K.C. Cole, moving force behind the Categorically Not! meetings that Clifford has blogged about, has left an interesting comment on Clifford’s post from September on Point of View. It’s provocative (and I largely agree with it), so I thought I would reproduce it here on the front page.
Now that it’s time for our October Categorically Not!, I finally have a moment to respond to objections some people raised about my September blurb on the subject of Objectivity, or Point of View.
As a journalist who writes about science, I thought my colleagues could learn a thing or two about the nature of “objective truth” from physics. Objectivity is a word that journalists use a lotâ€”but in my experience, scientists don’t, because it’s not a very useful term. Journalists believe that it’s possible (and desirable) to have zero point of viewâ€”that is, to look at the world from some privileged frame through which they see the unvarnished “truth.” What makes science strong, in my opinion, is that it doesn’t fall into that trap. What scientists say is: I made this measurement, and I got this result. Or, I solved an equation, and I got this solution. To say you have a “result” or “solution” without saying how you got it is meaningless. Even when I say the sky is blue, it’s understood that I am a human being whose retina is detecting certain wavelengths of light which are then being interpreted by my human brain in very specific ways. The sky is not “blue” to a snake or a dog or a bee (or if I look through a red filter).
Similarly, if I say the universe was created in a Big Bang (never mind the details) 13 billion or so years ago, there’s no reason anyone should believe me unless I point out that this particular “objective reality” is based on evidence from several very different points of view (cosmic microwave background, expansion, nucleosynthesis….). Journalists often fail to explain thisâ€”which is one reason I believe the whole ID issue has been so badly handled in the press. It’s not enough to say “most scientists think evolution is correct….” That leaves the reader in the position of choosing who to believeâ€”the NAS, or the president, for example. It’s not so difficult, I think, to explain that evolution is an answer to specific questions about the fossil record, morphology, DNA, embryology, etc. But it’s rarely done.
What really seemed to get people’s goat (goats?) was my statement that how you look at something determines what you see. I fail to understand the problem. If I look at light with a certain kind of apparatus, it’s a wave; if I look with another, it’s a particle. Reality is always reality, but how we choose to ask the question does determine the answer. So the only way to get an “objective” answer to is say how you asked the question! (And if I’m viewing the world through the eyes of an educated middle aged white woman living in LAâ€”which I amâ€”then I’d better take that into account as well.)
An astronomer friend told me he was upset because my wording played into the hands of the “relativists” (not that kind); that it was understood as “code” to mean “there’s no reality,” or some such. But I’m really tired of other people telling me what my words meanâ€”whether the subject is objectivity, “family values,” “culture of life,” “liberal,” “feminist,” or any of the rest.
So, yes.

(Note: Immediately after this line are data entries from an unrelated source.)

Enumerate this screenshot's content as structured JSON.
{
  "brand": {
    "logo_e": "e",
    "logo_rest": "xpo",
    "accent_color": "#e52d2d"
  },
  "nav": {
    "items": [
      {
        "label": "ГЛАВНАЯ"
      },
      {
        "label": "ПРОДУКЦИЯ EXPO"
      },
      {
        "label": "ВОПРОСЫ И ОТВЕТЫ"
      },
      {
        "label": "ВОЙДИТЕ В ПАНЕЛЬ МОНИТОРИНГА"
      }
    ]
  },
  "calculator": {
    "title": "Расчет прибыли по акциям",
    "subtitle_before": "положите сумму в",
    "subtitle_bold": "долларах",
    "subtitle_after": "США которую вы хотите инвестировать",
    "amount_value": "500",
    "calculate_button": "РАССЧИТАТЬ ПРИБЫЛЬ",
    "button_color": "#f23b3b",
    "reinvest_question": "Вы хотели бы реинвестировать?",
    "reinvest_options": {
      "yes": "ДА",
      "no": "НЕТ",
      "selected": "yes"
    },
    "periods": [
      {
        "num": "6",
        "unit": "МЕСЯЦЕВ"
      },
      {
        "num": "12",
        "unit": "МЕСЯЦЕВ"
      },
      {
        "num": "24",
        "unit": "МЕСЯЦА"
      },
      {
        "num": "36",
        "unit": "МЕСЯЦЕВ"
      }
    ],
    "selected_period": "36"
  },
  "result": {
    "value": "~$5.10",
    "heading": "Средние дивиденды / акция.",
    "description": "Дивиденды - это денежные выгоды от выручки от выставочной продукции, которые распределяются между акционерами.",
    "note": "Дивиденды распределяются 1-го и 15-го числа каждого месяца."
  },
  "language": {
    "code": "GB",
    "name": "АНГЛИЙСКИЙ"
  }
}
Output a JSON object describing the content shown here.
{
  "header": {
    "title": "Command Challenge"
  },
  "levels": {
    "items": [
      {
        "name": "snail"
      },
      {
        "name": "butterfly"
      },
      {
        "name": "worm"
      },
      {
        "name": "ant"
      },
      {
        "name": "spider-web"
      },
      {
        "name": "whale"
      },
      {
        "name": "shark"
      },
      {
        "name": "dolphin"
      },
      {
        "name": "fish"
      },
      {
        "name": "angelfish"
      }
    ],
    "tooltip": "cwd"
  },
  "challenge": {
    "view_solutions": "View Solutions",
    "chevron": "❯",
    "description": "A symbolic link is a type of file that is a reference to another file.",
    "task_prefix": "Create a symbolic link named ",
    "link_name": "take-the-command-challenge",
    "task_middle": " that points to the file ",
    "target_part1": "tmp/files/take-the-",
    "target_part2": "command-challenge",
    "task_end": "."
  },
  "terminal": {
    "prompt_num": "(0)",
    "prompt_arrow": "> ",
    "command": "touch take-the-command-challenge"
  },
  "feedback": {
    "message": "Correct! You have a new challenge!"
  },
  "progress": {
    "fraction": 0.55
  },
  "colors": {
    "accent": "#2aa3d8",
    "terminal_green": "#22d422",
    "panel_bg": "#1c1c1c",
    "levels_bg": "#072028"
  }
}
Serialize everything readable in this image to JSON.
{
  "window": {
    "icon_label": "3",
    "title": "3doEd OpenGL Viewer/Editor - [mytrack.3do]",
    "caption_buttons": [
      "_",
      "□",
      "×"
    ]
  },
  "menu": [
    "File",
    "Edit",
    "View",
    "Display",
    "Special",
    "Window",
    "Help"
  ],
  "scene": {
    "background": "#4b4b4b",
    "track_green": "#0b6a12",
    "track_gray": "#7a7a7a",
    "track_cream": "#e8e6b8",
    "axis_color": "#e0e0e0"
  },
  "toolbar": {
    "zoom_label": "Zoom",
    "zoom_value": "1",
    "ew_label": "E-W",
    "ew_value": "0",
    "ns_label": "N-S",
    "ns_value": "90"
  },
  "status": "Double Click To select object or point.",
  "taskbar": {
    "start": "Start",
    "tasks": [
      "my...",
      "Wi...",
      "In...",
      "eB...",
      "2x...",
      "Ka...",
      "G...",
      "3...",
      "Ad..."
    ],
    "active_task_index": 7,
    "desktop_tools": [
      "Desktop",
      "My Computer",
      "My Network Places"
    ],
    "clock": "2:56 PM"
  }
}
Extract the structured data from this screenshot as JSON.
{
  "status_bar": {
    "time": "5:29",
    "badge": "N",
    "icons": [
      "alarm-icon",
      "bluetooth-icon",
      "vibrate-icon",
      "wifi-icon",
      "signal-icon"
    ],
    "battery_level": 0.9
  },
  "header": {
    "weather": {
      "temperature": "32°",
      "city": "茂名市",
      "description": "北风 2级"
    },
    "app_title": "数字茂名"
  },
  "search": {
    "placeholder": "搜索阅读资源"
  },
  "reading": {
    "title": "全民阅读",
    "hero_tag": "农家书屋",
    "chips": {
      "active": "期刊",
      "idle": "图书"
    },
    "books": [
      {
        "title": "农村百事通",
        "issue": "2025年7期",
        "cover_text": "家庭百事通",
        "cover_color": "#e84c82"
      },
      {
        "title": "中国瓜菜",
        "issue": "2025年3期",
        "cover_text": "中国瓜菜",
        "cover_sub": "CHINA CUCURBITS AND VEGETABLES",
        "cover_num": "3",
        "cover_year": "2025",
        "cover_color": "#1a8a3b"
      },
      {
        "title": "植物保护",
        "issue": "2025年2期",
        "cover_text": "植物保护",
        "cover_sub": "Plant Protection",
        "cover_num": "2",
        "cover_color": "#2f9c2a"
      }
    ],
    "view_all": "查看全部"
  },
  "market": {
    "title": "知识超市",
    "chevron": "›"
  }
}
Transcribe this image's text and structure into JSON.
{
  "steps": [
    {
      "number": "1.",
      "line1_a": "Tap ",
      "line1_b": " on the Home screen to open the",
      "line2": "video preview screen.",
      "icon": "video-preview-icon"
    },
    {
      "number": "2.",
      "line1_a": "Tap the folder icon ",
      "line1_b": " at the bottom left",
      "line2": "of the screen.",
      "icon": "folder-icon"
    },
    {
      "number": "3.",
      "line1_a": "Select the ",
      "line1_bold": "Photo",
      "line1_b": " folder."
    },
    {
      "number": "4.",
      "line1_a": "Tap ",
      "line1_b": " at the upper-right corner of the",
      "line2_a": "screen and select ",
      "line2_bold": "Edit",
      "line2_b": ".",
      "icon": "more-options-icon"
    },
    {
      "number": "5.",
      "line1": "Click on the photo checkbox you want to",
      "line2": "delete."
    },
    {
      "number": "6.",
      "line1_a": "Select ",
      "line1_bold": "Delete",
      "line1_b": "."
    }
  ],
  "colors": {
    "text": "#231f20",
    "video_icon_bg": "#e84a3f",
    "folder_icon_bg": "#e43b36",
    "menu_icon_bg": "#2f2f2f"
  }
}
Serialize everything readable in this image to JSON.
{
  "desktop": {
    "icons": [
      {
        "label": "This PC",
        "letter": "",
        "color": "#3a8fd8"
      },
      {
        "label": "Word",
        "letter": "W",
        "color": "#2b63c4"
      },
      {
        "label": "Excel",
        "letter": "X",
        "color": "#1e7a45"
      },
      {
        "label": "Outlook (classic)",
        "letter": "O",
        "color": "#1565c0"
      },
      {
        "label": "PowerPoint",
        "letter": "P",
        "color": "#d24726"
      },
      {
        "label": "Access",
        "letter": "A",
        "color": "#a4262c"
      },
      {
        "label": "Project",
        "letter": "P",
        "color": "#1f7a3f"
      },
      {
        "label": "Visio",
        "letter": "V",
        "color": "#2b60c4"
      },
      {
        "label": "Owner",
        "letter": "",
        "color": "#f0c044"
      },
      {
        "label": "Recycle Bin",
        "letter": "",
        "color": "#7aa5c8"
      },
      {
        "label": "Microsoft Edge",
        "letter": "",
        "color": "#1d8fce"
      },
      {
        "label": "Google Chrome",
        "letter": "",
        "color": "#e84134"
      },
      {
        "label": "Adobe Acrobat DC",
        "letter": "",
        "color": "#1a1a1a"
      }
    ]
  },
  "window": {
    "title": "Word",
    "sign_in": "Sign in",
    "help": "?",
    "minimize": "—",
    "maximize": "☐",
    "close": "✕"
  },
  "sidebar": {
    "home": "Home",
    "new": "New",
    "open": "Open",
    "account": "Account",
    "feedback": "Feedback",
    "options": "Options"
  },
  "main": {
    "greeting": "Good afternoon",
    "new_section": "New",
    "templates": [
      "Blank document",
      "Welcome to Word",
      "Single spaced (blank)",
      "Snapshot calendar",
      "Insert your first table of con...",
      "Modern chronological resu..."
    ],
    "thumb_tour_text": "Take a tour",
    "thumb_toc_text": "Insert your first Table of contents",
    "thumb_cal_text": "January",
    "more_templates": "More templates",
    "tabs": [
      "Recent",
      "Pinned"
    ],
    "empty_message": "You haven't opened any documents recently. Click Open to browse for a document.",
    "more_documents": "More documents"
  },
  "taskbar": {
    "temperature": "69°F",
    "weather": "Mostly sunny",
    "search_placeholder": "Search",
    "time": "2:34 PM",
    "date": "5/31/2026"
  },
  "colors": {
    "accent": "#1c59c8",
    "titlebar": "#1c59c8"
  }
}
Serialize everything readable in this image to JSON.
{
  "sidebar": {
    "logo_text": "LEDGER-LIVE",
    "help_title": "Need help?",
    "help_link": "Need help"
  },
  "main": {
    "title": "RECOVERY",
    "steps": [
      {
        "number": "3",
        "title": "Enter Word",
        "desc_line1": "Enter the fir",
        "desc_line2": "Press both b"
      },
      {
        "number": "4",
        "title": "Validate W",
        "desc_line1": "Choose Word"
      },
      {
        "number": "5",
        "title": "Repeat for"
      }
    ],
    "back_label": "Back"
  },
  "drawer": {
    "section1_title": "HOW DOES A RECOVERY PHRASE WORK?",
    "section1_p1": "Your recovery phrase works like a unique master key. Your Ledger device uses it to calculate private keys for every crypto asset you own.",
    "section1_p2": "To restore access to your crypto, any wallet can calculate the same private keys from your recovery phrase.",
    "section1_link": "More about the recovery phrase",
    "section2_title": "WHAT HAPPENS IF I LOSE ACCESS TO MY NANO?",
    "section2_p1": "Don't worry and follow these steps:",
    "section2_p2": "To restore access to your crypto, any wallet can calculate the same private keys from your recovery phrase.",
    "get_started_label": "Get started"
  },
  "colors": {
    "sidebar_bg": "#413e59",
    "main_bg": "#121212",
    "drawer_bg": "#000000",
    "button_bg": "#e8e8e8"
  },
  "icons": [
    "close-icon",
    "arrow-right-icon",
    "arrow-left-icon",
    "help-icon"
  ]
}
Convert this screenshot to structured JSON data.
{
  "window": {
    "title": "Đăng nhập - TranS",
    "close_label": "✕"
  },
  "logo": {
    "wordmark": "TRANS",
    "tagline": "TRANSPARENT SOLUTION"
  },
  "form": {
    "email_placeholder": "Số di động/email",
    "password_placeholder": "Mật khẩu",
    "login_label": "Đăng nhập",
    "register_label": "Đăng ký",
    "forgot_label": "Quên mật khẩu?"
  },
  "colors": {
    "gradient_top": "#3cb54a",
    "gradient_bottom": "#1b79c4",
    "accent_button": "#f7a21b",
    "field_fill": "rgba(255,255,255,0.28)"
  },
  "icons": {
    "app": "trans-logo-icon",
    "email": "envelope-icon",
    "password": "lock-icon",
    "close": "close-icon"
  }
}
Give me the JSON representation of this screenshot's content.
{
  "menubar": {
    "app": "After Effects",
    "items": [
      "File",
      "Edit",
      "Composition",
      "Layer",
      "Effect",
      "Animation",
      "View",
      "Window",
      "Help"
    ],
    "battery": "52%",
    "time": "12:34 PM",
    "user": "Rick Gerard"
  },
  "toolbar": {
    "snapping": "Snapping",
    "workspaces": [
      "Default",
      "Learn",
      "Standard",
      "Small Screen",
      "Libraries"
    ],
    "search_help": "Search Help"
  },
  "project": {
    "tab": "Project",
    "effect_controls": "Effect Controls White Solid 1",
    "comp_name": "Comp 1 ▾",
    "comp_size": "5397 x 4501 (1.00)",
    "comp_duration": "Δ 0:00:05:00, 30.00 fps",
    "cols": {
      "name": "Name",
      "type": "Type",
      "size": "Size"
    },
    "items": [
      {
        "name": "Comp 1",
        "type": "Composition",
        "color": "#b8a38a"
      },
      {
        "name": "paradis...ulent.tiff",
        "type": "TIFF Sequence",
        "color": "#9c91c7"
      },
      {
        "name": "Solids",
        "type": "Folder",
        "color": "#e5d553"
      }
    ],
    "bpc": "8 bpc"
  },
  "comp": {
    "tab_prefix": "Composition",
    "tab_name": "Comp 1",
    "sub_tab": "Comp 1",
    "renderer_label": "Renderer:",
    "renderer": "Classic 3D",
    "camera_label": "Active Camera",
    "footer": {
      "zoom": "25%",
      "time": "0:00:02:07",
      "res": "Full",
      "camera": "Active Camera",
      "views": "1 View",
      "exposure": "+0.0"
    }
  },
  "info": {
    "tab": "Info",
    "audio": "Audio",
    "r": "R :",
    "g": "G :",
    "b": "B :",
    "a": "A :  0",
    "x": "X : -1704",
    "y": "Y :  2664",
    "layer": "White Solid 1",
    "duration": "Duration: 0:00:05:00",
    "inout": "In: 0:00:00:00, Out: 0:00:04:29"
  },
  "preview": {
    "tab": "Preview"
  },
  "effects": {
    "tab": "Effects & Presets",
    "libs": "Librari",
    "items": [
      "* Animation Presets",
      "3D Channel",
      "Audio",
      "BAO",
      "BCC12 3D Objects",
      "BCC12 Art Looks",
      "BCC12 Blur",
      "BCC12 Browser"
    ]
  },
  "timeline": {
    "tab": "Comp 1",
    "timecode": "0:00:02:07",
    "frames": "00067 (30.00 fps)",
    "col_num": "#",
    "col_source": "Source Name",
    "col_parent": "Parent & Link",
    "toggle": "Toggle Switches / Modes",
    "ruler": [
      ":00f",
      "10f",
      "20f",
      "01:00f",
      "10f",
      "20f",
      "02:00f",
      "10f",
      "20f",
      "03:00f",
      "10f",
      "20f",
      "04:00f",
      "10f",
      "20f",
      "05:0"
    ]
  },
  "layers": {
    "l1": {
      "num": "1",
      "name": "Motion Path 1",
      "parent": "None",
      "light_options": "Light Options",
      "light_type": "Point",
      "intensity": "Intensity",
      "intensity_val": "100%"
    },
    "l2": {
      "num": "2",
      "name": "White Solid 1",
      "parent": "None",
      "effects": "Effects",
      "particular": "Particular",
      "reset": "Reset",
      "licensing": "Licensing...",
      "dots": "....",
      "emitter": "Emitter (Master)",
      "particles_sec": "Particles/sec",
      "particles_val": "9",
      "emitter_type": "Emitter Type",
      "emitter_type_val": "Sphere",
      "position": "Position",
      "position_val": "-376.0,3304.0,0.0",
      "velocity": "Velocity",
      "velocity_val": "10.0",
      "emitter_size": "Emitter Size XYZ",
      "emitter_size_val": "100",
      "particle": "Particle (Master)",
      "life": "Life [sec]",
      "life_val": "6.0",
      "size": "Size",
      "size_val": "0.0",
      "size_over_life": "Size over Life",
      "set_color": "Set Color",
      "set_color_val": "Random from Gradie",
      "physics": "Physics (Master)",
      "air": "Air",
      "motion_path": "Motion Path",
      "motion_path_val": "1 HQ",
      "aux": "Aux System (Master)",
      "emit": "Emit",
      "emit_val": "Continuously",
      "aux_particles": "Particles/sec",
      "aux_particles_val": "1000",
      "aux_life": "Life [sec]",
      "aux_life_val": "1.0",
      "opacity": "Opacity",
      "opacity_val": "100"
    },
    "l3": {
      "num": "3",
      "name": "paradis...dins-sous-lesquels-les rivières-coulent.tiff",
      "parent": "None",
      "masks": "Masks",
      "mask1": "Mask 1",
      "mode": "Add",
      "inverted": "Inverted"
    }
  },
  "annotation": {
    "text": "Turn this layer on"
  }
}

Objectivityâ€”meaning looking at a situation from a supposedly privileged frame from which you can see the unbiased “truth” â€”is, as I said, “not only unattainable, but intrinsically fraudulent and ultimately counterproductive.” Science understands this; it’s journalism that has the problem.